Have you seen supriyosen.net?
Yes, it’s an excellent resource for Bangla learners. There is some overlap between it and banglatangla.com. But because my focus is on building tools that I myself find useful as an intermediate Bangla learner, the sites have a different character. Supriyo’s site has instructional material geared toward beginners, whereas my site does not have anything like that.
How do you find it living in Kolkata, having grown up in the States?
I really love the busyness of Kolkata. There is so much activity everywhere, and a yummy snack around every corner. Being an immigrant comes with challenges though. It can be difficult to build deep relationships because you have less in common with people. That’s one of my key motivations for learning Bangla. Even though I am not yet fluent, my Bangla helps me build richer relationships with a more diverse set of people. Of course there is the option to interact with Americans and other foreigners in Kolkata. But they are mostly temporary visitors who see Kolkata through the eyes of a traveller and then go home or move along to another exotic destination.
What are your plans for the future?

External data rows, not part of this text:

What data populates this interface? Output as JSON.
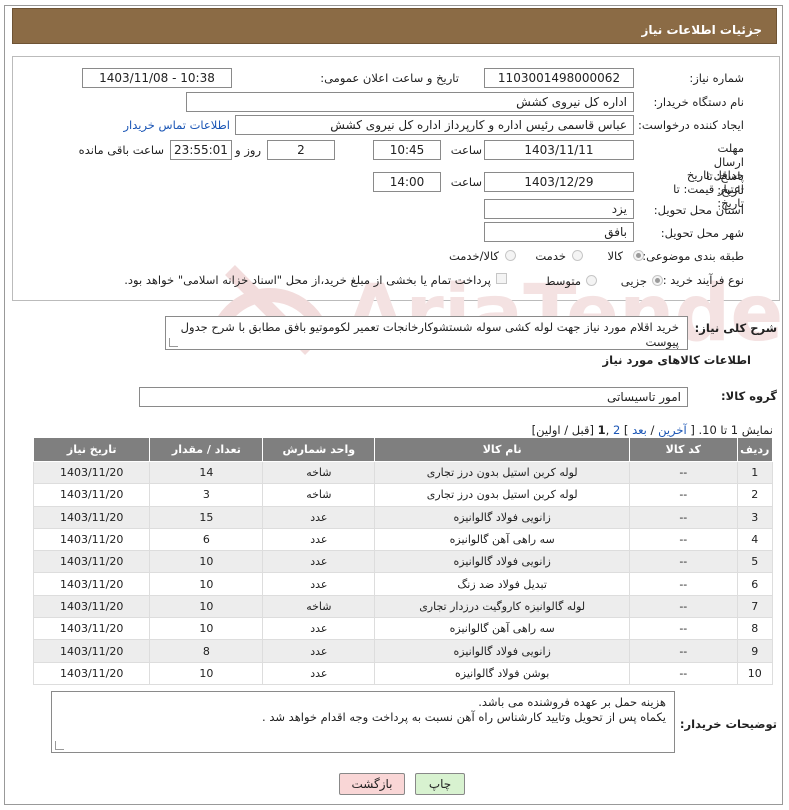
{
  "header": {
    "title": "جزئیات اطلاعات نیاز"
  },
  "form": {
    "need_number_label": "شماره نیاز:",
    "need_number": "1103001498000062",
    "announce_label": "تاریخ و ساعت اعلان عمومی:",
    "announce_value": "1403/11/08 - 10:38",
    "buyer_org_label": "نام دستگاه خریدار:",
    "buyer_org": "اداره کل نیروی کشش",
    "creator_label": "ایجاد کننده درخواست:",
    "creator": "عباس قاسمی رئیس اداره و کارپرداز اداره کل نیروی کشش",
    "contact_link": "اطلاعات تماس خریدار",
    "reply_deadline_label": "مهلت ارسال پاسخ: تا تاریخ:",
    "reply_date": "1403/11/11",
    "time_label": "ساعت",
    "reply_time": "10:45",
    "days_value": "2",
    "days_label": "روز و",
    "remaining_time": "23:55:01",
    "remaining_label": "ساعت باقی مانده",
    "price_validity_label": "حداقل تاریخ اعتبار قیمت: تا تاریخ:",
    "price_date": "1403/12/29",
    "price_time": "14:00",
    "province_label": "استان محل تحویل:",
    "province": "یزد",
    "city_label": "شهر محل تحویل:",
    "city": "بافق",
    "category_label": "طبقه بندی موضوعی:",
    "category_options": [
      "کالا",
      "خدمت",
      "کالا/خدمت"
    ],
    "category_selected": "کالا",
    "process_label": "نوع فرآیند خرید :",
    "process_options": [
      "جزیی",
      "متوسط"
    ],
    "process_selected": "جزیی",
    "payment_note": "پرداخت تمام یا بخشی از مبلغ خرید،از محل \"اسناد خزانه اسلامی\" خواهد بود."
  },
  "description": {
    "label": "شرح کلی نیاز:",
    "text": "خرید اقلام مورد نیاز جهت لوله کشی سوله شستشوکارخانجات تعمیر لکوموتیو بافق مطابق با شرح جدول پیوست"
  },
  "goods": {
    "section_title": "اطلاعات کالاهای مورد نیاز",
    "group_label": "گروه کالا:",
    "group_value": "امور تاسیساتی",
    "pagination": {
      "show_text": "نمایش 1 تا 10.",
      "open": "[",
      "last": "آخرین",
      "sep1": "/",
      "next": "بعد",
      "close": "]",
      "page2": "2",
      "page1": "1",
      "comma": ",",
      "prev_first": "[قبل / اولین]"
    },
    "columns": [
      "ردیف",
      "کد کالا",
      "نام کالا",
      "واحد شمارش",
      "تعداد / مقدار",
      "تاریخ نیاز"
    ],
    "rows": [
      {
        "idx": "1",
        "code": "--",
        "name": "لوله کربن استیل بدون درز تجاری",
        "unit": "شاخه",
        "qty": "14",
        "date": "1403/11/20"
      },
      {
        "idx": "2",
        "code": "--",
        "name": "لوله کربن استیل بدون درز تجاری",
        "unit": "شاخه",
        "qty": "3",
        "date": "1403/11/20"
      },
      {
        "idx": "3",
        "code": "--",
        "name": "زانویی فولاد گالوانیزه",
        "unit": "عدد",
        "qty": "15",
        "date": "1403/11/20"
      },
      {
        "idx": "4",
        "code": "--",
        "name": "سه راهی آهن گالوانیزه",
        "unit": "عدد",
        "qty": "6",
        "date": "1403/11/20"
      },
      {
        "idx": "5",
        "code": "--",
        "name": "زانویی فولاد گالوانیزه",
        "unit": "عدد",
        "qty": "10",
        "date": "1403/11/20"
      },
      {
        "idx": "6",
        "code": "--",
        "name": "تبدیل فولاد ضد زنگ",
        "unit": "عدد",
        "qty": "10",
        "date": "1403/11/20"
      },
      {
        "idx": "7",
        "code": "--",
        "name": "لوله گالوانیزه کاروگیت درزدار تجاری",
        "unit": "شاخه",
        "qty": "10",
        "date": "1403/11/20"
      },
      {
        "idx": "8",
        "code": "--",
        "name": "سه راهی آهن گالوانیزه",
        "unit": "عدد",
        "qty": "10",
        "date": "1403/11/20"
      },
      {
        "idx": "9",
        "code": "--",
        "name": "زانویی فولاد گالوانیزه",
        "unit": "عدد",
        "qty": "8",
        "date": "1403/11/20"
      },
      {
        "idx": "10",
        "code": "--",
        "name": "بوشن فولاد گالوانیزه",
        "unit": "عدد",
        "qty": "10",
        "date": "1403/11/20"
      }
    ]
  },
  "buyer_notes": {
    "label": "توضیحات خریدار:",
    "line1": "هزینه حمل بر عهده فروشنده می باشد.",
    "line2": "یکماه پس از تحویل وتایید کارشناس راه آهن نسبت به پرداخت وجه اقدام خواهد شد ."
  },
  "buttons": {
    "back": "بازگشت",
    "print": "چاپ"
  },
  "watermark_text": "AriaTender.neT",
  "colors": {
    "header_bg": "#8b6b45",
    "table_header_bg": "#7f7f7f",
    "link": "#1a55b5",
    "back_btn": "#f9d6d6",
    "print_btn": "#d8f2d0",
    "watermark": "#f2dede"
  }
}
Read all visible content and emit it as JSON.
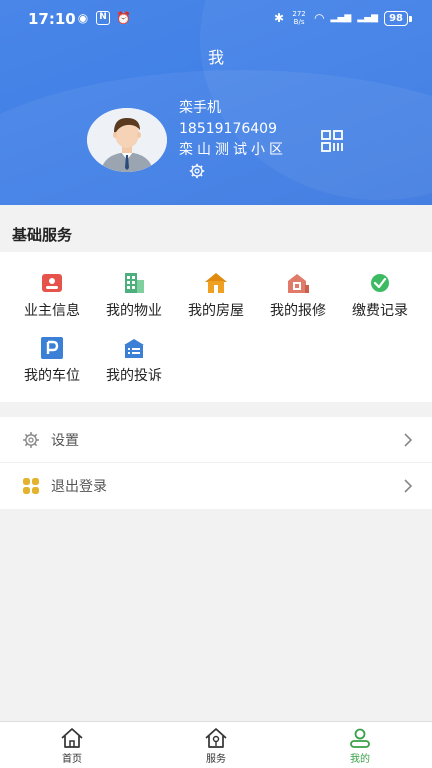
{
  "status_bar": {
    "time": "17:10",
    "network_speed": "272 B/s",
    "battery": "98"
  },
  "header": {
    "title": "我"
  },
  "profile": {
    "name": "栾手机",
    "phone": "18519176409",
    "community": "栾山测试小区"
  },
  "basic_services": {
    "title": "基础服务",
    "items": [
      {
        "label": "业主信息",
        "icon": "owner-card-icon",
        "color": "#e5534b"
      },
      {
        "label": "我的物业",
        "icon": "building-icon",
        "color": "#4caf7d"
      },
      {
        "label": "我的房屋",
        "icon": "house-icon",
        "color": "#f0a020"
      },
      {
        "label": "我的报修",
        "icon": "repair-icon",
        "color": "#e07b6a"
      },
      {
        "label": "缴费记录",
        "icon": "payment-check-icon",
        "color": "#3dbb62"
      },
      {
        "label": "我的车位",
        "icon": "parking-icon",
        "color": "#3b7fd6"
      },
      {
        "label": "我的投诉",
        "icon": "complaint-icon",
        "color": "#3b7fd6"
      }
    ]
  },
  "menu": [
    {
      "label": "设置",
      "icon": "gear-icon"
    },
    {
      "label": "退出登录",
      "icon": "logout-icon",
      "color": "#e3b22f"
    }
  ],
  "tabbar": [
    {
      "label": "首页",
      "icon": "home-icon",
      "active": false
    },
    {
      "label": "服务",
      "icon": "service-icon",
      "active": false
    },
    {
      "label": "我的",
      "icon": "user-icon",
      "active": true
    }
  ],
  "colors": {
    "header_blue": "#4a86e8",
    "active_tab": "#3aa14a"
  }
}
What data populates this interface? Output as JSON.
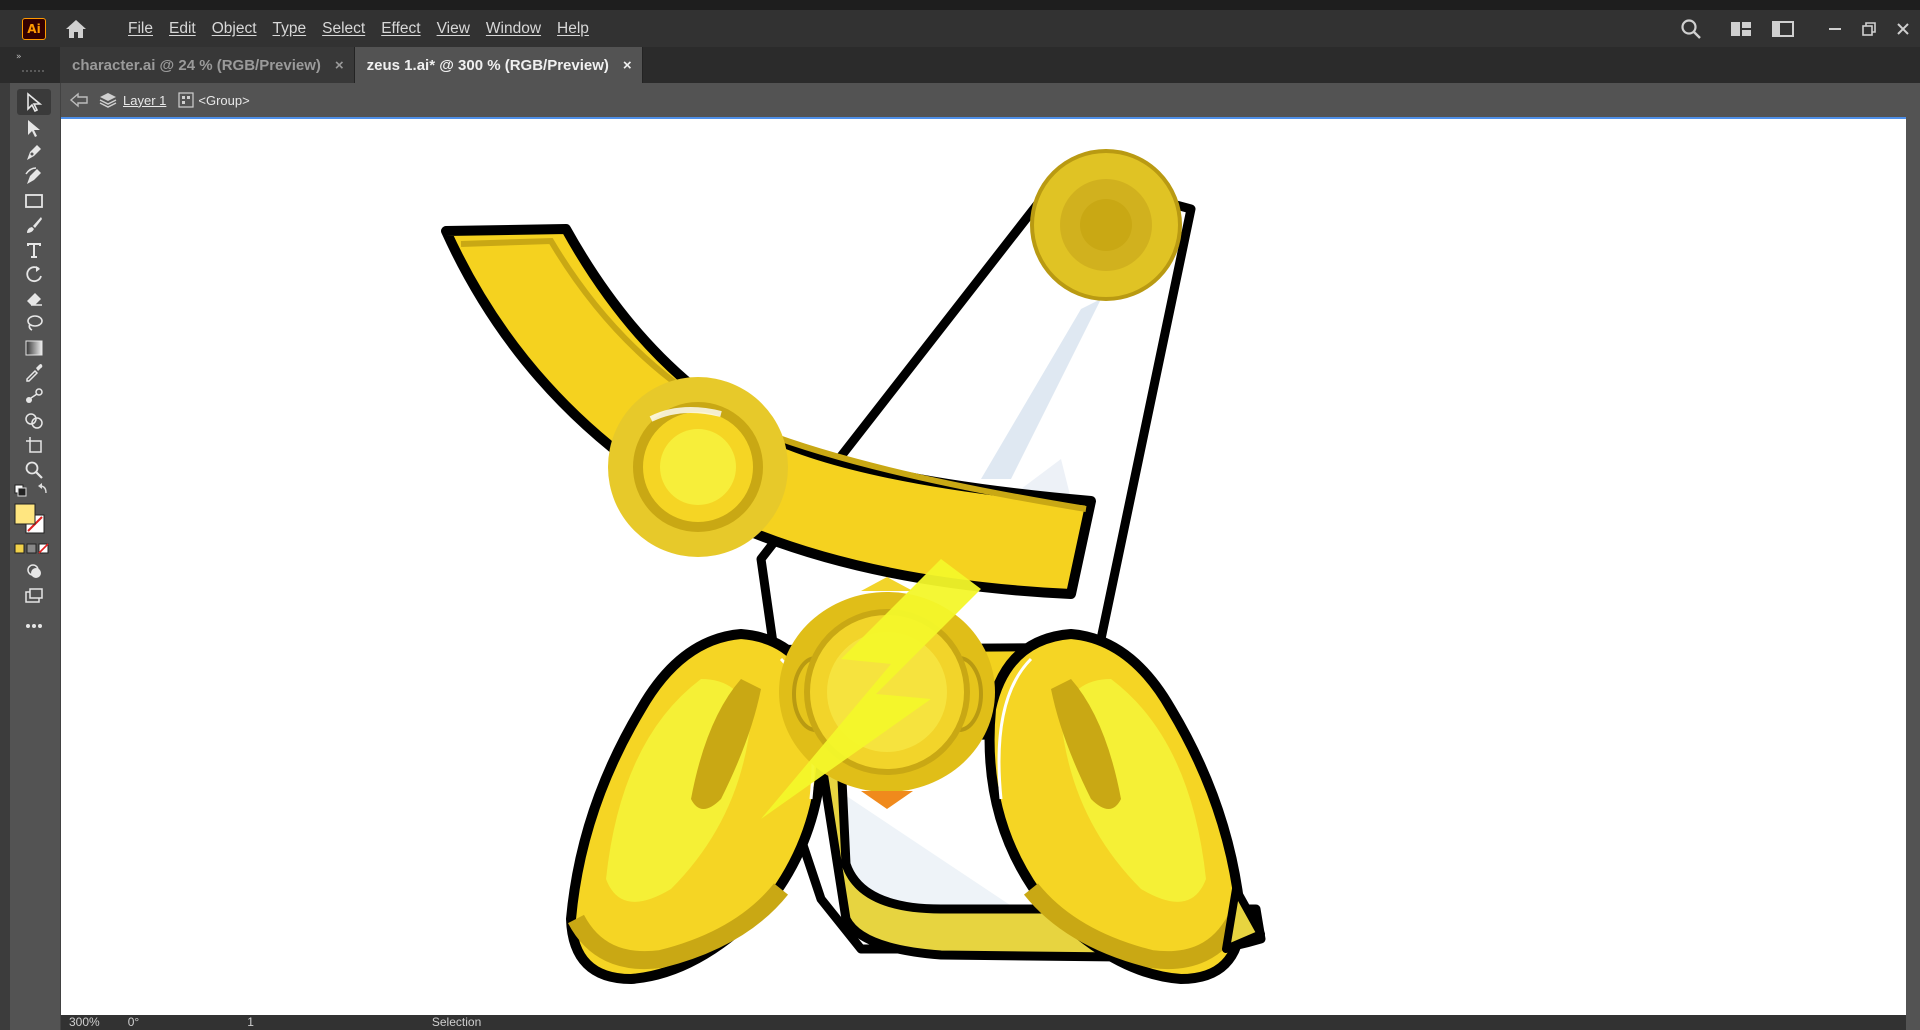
{
  "app": {
    "logo_text": "Ai",
    "menus": [
      "File",
      "Edit",
      "Object",
      "Type",
      "Select",
      "Effect",
      "View",
      "Window",
      "Help"
    ]
  },
  "tabs": [
    {
      "label": "character.ai @ 24 % (RGB/Preview)",
      "active": false
    },
    {
      "label": "zeus 1.ai* @ 300 % (RGB/Preview)",
      "active": true
    }
  ],
  "breadcrumb": {
    "layer": "Layer 1",
    "group": "<Group>"
  },
  "status": {
    "zoom": "300%",
    "rotation": "0°",
    "artboard": "1",
    "tool": "Selection"
  },
  "colors": {
    "fill_swatch": "#ffe680",
    "gold": "#f5d222",
    "gold_dark": "#c9a814",
    "bolt": "#f3f52a",
    "outline": "#000000"
  },
  "tabs_close_glyph": "×"
}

I’m currently working on an Android App for Bangla Tangla! But I’ve been working on learning Bangla and building Bangla Tangla for more than a year and a half full-time, and I think it’s time to turn my attention to a new project. So I’m planning to wind down my work on Bangla Tangla sometime soon. I’ll keep fixing bugs and adding words to my dictionary, but I probably won’t create any new tools after the Android App. But who knows, I really enjoy working on this stuff so I may get sucked back into it. I have a long list of things I would like to add to it!
What’s your favourite Bengali dish?
My favourite hands down is ইলিশ মাছ, otherwise known as hilsa fish. I love Bengali home cooking, actually; I find it very healthy. Steaming is often used in cooking here and the vegetables are generally less spicy than the meat, so I think the meals are really well-balanced on the spice front. I’ve found that, although Bengali food is subtly spiced, Bengalis do enjoy spicy food and, in particular, I’ve found the meat curries served at weddings to be very ঝাল (hot)!